What to work on:
Any picture must be dropped, but each line of the data should be duplicated exactly.

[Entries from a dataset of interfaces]

**********

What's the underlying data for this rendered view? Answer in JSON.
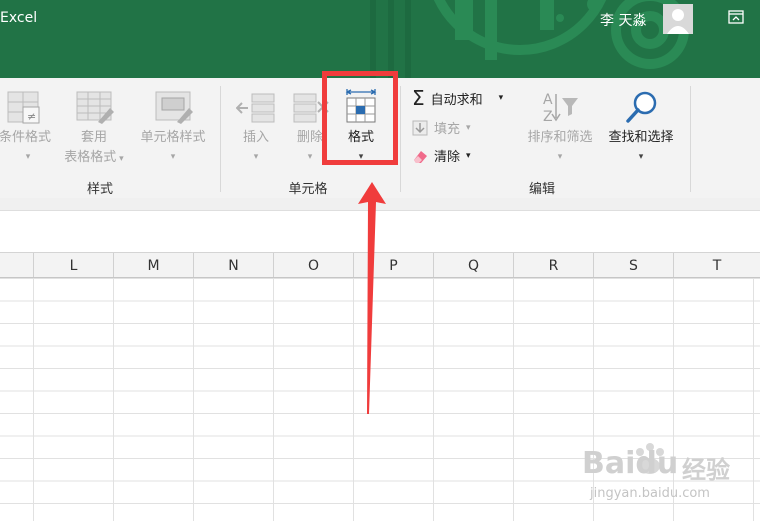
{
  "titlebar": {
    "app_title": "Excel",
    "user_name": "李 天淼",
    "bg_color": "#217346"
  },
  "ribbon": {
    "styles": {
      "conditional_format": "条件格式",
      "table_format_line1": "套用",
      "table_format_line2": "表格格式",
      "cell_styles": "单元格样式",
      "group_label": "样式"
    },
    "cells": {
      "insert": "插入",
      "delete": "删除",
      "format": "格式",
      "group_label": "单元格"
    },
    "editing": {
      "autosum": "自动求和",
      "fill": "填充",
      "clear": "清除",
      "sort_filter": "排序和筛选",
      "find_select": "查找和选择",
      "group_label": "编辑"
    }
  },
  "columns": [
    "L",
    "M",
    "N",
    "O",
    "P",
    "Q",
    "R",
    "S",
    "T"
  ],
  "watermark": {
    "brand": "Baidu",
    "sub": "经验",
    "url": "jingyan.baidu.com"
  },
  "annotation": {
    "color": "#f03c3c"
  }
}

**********

Task answer:
What's the underlying data for this rendered view? Answer in JSON.
{
  "titlebar": {
    "app_title": "Excel",
    "user_name": "李 天淼",
    "bg_color": "#217346"
  },
  "ribbon": {
    "styles": {
      "conditional_format": "条件格式",
      "table_format_line1": "套用",
      "table_format_line2": "表格格式",
      "cell_styles": "单元格样式",
      "group_label": "样式"
    },
    "cells": {
      "insert": "插入",
      "delete": "删除",
      "format": "格式",
      "group_label": "单元格"
    },
    "editing": {
      "autosum": "自动求和",
      "fill": "填充",
      "clear": "清除",
      "sort_filter": "排序和筛选",
      "find_select": "查找和选择",
      "group_label": "编辑"
    }
  },
  "columns": [
    "L",
    "M",
    "N",
    "O",
    "P",
    "Q",
    "R",
    "S",
    "T"
  ],
  "watermark": {
    "brand": "Baidu",
    "sub": "经验",
    "url": "jingyan.baidu.com"
  },
  "annotation": {
    "color": "#f03c3c"
  }
}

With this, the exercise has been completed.